The city had tornado alarm sirens tested a week earlier, but the tests were completed in the middle of the day. According to CBS Dallas, officials at DeSoto and Lancaster who had investigated the incident have confirmed that the two emergency alarm systems were hacked and started “intentionally” except for the possibility of a freak technical accident simultaneously in the two cities.

“Due to the extensive impact on outdoor sirens in two separate cities including Lancaster, it has become apparent that a hostile person or people deliberately targeted our outdoor siren alert network,” Lancaster officials said in a statement. “Sabotage of a public alert system is more than just vandalism. It is a criminal act and the perpetrators have been arrested and prosecuted,” officials said. The following morning, the two hacked systems were taken offline and have since remained offline.


Bad weather, including storms and potential tornados, was announced. The next night, 13 March, a severe thunderstorm struck the two cities. Thunderstorms are known to have produced short tornadoes, but luck had it that there was no tornado that day and hit the cities.

The tornadoes are common in Texas because of the state of Tornado Alley and the tornado season has started officially from March to May, when most tornadoes occur. Nevertheless, on March 13, a tornado did not form and fortunately, the sirens were not needed. The powerful storm struck both towns hard, and the whole Dallas area, knocked down trees, destroyed homes, and left many neighborhoods without power.


This is not the first time such events occurred in Dallas County. In April 2017, a hacker exploited a’ radio issue’ to release 156 tornado sirens for hours in the middle of the night through the city of Dallas.

Dallas city officials responded by adding encryption to the sirens controlled by the radio signal to prevent any amateur radio fan from capturing the control signal. DeSoto and Lancaster tornado sirens are not part of the emergency Dallas tornado system.

According to the map, therefore, they did not have the same protection.

In April 2018, Bastille security researchers reported the vulnerability of SirenJack to a popular emergency alert system.
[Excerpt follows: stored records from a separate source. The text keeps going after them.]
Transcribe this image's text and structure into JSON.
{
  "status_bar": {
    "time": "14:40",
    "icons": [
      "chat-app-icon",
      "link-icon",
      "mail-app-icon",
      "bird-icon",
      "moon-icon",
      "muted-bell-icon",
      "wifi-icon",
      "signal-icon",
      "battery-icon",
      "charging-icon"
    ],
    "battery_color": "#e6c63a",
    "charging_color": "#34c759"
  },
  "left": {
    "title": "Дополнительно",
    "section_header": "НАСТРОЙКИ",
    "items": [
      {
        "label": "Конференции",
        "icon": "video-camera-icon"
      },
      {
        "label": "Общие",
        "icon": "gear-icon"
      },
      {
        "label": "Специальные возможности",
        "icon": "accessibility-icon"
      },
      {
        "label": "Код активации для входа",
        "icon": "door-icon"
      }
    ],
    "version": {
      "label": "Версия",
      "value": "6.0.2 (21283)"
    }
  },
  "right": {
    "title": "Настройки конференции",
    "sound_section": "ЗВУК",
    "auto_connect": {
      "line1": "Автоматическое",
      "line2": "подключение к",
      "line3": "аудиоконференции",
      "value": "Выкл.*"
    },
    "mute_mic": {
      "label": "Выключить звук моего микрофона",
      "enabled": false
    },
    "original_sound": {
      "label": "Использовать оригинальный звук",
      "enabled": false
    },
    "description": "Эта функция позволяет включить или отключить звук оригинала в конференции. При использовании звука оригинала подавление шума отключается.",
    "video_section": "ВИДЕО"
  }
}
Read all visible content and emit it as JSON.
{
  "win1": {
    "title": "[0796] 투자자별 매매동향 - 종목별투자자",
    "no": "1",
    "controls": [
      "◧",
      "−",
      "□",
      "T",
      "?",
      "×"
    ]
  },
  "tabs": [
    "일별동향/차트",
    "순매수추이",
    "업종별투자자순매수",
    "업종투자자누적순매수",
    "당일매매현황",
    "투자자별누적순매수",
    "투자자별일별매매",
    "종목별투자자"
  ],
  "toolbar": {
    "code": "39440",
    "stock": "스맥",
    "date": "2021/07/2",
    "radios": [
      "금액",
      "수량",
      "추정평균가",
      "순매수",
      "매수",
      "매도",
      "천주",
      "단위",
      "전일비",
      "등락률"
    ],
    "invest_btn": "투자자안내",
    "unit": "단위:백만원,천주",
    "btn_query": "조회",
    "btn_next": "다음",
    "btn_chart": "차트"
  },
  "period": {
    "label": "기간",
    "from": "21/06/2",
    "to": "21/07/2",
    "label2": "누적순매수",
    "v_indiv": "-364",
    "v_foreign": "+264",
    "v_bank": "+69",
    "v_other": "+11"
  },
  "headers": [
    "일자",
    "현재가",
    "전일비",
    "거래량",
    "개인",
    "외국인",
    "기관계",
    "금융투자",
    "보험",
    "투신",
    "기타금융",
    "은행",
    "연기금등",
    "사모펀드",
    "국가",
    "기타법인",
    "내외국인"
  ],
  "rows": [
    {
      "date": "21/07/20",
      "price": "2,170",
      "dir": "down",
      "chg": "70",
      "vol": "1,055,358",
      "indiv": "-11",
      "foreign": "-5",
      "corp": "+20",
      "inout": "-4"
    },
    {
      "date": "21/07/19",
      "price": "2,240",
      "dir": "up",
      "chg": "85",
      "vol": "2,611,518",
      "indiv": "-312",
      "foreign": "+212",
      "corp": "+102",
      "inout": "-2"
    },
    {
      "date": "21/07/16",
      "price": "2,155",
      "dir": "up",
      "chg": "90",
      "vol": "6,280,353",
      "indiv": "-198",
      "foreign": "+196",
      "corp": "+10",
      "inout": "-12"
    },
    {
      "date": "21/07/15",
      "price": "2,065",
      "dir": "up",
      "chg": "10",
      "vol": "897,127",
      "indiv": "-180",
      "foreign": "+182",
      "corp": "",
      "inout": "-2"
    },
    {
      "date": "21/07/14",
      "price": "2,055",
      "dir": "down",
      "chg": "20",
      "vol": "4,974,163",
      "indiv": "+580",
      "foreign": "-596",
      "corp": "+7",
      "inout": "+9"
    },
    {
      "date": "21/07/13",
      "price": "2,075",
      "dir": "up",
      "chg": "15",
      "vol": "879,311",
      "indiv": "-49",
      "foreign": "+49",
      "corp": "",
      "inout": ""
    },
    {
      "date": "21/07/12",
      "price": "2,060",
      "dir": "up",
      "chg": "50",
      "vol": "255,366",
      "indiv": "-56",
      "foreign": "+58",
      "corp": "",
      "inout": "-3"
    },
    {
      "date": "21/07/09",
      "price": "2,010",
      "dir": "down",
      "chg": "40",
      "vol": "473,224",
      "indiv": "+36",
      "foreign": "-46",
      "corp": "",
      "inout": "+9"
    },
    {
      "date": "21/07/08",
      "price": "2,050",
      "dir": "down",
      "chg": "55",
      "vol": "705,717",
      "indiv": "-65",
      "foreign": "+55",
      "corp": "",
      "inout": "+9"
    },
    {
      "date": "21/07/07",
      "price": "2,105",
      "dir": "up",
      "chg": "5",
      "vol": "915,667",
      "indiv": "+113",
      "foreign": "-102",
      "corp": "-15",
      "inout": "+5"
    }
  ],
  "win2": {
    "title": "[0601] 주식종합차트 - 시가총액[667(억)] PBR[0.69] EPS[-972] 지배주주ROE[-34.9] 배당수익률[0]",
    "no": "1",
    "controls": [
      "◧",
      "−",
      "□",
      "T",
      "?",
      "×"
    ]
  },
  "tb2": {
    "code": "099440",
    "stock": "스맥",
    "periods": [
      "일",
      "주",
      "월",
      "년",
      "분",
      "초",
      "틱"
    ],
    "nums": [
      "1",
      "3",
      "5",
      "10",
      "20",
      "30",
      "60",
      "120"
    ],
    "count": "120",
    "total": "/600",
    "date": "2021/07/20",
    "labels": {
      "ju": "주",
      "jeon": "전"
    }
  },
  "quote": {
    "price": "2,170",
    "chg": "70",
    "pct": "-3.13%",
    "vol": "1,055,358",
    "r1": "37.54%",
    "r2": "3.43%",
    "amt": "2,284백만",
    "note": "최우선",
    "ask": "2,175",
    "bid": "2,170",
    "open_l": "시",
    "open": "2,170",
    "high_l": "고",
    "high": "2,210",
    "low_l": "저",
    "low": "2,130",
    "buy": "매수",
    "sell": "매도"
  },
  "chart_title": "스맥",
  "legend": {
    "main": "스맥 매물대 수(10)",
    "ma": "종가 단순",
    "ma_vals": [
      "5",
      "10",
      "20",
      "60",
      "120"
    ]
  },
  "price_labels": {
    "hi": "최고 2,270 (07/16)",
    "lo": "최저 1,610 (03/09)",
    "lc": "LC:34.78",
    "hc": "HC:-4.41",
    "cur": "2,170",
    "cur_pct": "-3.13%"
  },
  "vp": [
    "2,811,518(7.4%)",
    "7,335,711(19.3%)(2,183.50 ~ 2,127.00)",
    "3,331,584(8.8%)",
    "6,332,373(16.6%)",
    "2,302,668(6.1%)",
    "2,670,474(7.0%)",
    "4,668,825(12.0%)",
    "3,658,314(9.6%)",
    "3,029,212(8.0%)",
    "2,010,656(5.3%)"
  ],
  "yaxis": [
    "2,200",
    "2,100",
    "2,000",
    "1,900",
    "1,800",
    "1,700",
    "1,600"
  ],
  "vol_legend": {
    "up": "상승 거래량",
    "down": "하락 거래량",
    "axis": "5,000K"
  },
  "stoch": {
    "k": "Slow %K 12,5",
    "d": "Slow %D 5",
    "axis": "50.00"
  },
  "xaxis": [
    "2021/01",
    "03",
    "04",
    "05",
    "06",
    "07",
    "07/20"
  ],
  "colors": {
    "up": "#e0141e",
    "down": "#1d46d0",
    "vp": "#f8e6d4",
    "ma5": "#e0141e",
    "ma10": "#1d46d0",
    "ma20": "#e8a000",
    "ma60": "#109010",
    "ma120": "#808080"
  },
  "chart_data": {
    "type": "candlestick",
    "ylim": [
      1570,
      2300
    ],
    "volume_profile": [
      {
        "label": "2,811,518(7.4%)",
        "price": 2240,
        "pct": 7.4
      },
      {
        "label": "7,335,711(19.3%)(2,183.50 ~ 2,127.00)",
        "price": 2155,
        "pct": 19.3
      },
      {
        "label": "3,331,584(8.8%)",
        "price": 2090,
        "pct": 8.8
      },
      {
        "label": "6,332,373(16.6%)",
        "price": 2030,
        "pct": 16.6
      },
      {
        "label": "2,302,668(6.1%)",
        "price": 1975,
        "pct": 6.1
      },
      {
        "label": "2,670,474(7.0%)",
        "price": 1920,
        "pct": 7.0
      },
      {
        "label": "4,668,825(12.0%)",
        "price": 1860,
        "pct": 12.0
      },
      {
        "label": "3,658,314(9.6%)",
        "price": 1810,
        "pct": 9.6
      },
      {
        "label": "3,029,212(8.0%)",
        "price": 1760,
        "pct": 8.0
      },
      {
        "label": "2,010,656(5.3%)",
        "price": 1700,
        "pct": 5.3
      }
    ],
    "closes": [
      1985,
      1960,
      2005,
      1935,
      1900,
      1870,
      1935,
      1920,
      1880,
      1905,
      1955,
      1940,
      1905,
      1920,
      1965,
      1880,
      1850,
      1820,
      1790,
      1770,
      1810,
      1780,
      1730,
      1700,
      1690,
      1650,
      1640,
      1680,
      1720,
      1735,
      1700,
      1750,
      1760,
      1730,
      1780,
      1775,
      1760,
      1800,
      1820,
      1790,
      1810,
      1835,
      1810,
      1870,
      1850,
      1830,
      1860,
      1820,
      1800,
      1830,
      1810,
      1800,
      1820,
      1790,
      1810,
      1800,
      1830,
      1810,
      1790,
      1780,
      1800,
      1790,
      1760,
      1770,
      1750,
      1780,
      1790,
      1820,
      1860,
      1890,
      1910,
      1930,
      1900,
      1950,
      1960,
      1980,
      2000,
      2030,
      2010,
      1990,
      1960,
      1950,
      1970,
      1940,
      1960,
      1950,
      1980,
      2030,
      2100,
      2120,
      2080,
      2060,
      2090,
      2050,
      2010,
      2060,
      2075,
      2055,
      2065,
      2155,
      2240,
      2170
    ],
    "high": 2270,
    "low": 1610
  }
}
SirenJack might enable hackers to hide sirens and trigger alarms.

Mark Funk
Mark Funk is an experienced information security specialist who works with enterprises to mature and improve their enterprise security programs. Previously, he worked as a security news reporter.